The German sociologist, philosopher, and political economist Max Weber (1864-1920) is often cited, with Émile Durkheim and Karl Marx, as among the three founders of sociology. Weber is best known for his contention that ascetic Protestantism was the driving force behind market-driven capitalism and the rational-legal nation-state in the West. Against Marx’s “historical materialism”, Weber emphasised the importance of cultural influences embedded in religion as a means for understanding the genesis of capitalism. This view was summed up in his magnum opus, The Protestant Ethic and The Spirit of Capitalism, one of the founding texts of Sociology.

But what interests us here is this intriguing passage, which comes towards the end of Weber’s classic book:
“[The tremendous cosmos of the modern economic order] is now bound to the technical and economic conditions of machine production which to-day determine the lives of all the individuals who are born into this mechanism, not only those directly concerned with economic acquisition, with irresistible force. Perhaps it will so determine them until the last ton of fossilized coal is burnt.”
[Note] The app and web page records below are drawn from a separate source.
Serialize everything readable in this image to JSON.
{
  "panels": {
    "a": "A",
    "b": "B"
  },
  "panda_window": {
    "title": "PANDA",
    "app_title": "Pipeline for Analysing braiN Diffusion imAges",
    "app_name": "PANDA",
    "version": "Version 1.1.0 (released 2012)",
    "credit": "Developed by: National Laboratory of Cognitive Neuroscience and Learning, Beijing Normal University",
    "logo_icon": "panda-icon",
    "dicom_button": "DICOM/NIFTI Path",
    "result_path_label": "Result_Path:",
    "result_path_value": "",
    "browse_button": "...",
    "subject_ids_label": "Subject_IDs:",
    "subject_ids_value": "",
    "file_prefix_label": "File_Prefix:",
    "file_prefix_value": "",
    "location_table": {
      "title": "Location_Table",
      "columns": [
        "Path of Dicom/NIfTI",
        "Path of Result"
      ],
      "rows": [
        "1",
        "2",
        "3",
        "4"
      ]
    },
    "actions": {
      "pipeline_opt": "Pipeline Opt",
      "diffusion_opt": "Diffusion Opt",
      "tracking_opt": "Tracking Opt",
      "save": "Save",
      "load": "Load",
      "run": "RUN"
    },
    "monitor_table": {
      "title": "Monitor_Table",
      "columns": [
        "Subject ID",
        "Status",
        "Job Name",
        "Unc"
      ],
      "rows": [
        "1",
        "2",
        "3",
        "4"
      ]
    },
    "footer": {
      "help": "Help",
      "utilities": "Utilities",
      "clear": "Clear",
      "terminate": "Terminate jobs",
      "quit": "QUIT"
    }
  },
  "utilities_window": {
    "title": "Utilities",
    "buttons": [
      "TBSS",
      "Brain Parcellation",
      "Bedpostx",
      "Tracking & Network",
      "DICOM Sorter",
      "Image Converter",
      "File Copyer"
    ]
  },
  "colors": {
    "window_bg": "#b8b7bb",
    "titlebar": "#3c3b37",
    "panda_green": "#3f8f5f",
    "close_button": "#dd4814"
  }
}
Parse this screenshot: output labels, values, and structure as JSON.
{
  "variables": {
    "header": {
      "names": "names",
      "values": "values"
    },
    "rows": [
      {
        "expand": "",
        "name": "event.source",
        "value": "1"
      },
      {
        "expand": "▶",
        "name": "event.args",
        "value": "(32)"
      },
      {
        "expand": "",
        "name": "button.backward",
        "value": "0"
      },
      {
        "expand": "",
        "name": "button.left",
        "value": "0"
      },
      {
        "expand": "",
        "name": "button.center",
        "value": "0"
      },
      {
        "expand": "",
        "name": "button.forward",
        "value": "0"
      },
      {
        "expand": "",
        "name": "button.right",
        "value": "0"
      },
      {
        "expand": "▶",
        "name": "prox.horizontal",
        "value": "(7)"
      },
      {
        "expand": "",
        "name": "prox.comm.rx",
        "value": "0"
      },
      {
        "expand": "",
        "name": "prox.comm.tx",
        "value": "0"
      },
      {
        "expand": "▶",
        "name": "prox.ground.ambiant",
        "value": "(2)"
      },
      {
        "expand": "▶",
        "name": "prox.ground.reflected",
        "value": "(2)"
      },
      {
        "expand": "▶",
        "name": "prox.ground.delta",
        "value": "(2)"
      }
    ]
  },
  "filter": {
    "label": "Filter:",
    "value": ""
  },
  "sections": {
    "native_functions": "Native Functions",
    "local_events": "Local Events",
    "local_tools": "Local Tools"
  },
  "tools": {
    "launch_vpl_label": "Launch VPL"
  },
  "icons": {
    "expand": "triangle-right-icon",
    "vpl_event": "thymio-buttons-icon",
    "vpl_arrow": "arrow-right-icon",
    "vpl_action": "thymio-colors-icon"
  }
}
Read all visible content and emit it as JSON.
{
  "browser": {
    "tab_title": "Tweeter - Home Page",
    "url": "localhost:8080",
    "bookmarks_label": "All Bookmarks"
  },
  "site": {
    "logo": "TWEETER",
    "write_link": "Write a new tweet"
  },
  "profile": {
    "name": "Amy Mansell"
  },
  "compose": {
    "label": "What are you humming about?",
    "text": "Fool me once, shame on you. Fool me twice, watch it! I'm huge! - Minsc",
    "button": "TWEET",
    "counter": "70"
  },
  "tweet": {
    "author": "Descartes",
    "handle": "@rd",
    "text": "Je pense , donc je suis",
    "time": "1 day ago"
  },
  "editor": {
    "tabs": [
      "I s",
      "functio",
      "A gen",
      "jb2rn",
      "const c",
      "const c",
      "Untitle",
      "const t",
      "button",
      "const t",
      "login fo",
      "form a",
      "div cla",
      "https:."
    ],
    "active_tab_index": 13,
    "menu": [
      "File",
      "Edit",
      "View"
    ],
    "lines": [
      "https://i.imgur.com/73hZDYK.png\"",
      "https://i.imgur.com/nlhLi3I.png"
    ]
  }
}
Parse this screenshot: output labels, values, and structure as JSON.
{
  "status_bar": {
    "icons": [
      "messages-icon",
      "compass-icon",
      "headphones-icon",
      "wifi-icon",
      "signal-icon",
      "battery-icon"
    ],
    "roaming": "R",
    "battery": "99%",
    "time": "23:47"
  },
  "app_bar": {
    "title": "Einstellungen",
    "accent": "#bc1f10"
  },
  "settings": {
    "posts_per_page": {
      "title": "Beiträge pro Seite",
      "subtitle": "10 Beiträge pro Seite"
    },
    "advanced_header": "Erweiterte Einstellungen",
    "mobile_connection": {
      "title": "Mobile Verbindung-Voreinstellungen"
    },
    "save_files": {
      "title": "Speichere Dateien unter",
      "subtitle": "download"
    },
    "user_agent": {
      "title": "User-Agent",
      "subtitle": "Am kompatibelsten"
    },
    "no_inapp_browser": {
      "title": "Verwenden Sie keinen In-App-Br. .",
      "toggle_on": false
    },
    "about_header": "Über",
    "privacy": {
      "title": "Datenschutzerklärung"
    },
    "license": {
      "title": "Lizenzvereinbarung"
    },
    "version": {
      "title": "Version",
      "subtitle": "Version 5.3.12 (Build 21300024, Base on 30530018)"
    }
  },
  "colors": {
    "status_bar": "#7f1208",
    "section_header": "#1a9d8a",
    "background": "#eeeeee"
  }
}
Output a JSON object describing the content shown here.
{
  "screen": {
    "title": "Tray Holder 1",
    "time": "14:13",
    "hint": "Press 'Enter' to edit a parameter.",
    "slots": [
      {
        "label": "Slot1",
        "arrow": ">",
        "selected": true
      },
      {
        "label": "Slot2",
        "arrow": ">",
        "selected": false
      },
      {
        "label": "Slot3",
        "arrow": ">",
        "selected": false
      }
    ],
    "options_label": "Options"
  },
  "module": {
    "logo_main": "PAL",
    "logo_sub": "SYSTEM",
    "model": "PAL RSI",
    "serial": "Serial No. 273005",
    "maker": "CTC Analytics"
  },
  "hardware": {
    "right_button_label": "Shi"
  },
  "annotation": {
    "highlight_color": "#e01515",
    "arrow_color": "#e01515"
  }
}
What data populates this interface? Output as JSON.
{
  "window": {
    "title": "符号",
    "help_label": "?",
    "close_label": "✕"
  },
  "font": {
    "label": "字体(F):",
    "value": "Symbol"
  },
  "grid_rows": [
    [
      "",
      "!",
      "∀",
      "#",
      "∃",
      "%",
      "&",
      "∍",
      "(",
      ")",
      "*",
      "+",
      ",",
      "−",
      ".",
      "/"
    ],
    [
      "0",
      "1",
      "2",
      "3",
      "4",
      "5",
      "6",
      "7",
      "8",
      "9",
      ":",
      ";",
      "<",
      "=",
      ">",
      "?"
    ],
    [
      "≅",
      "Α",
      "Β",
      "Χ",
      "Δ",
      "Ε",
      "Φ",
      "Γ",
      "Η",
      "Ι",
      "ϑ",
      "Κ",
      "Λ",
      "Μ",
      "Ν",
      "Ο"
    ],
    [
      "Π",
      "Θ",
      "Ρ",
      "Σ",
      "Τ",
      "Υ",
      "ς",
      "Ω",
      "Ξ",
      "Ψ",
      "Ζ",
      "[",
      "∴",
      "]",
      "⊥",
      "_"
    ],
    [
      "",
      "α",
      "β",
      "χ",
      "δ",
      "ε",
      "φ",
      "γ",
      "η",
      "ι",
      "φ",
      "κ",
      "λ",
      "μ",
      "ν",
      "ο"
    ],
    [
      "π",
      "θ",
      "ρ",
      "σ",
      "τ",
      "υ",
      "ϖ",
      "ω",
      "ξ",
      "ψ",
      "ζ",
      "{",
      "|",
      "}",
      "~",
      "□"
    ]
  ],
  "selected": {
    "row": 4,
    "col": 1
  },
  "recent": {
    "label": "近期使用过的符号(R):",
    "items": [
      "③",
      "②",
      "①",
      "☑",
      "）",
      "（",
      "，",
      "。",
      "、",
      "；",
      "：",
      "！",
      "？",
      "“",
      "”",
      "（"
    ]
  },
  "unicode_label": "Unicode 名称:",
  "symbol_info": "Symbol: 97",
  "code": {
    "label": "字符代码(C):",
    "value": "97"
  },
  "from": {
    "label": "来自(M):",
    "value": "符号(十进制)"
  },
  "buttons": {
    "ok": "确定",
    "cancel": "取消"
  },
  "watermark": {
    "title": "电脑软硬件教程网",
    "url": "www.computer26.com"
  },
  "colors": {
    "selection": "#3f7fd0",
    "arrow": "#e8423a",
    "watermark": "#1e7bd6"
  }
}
According to John Bradford of the U.S.’ Mississippi State University, “Not only does this passage eloquently articulate the binding imperatives engendered by the “modern economic order”, it also unambiguously contravenes the view that the classical theorists were unaware of the essential role that energy played in the creation and maintenance of that order.”

Reviewing a work on Weber in the Times Literary Supplement, Prof Duncan Kelly of Cambridge University says, “In The Protestant Ethic, [Weber] wrote that perhaps the mechanization of life would continue unchallenged until the last ounces of fossil fuel had been used up, and the danger was that we might simply fail to notice. In later work, such environmental imagery had turned into a worry about the future as a polar night of icy darkness.”

It’s interesting is that Weber aired this view nearly 110 years ago (The Protestant Ethic was completed in 1905). As Kelly says,  “In our own age, where borderlands between environmental crisis, near-pathological boredom and disaffection with mainstream politics, and tensions driven by religion have if anything become more rigidly crippling than ever, Max Weber looks a more profound guide than we might care to think.” And an overlooked one, we might add.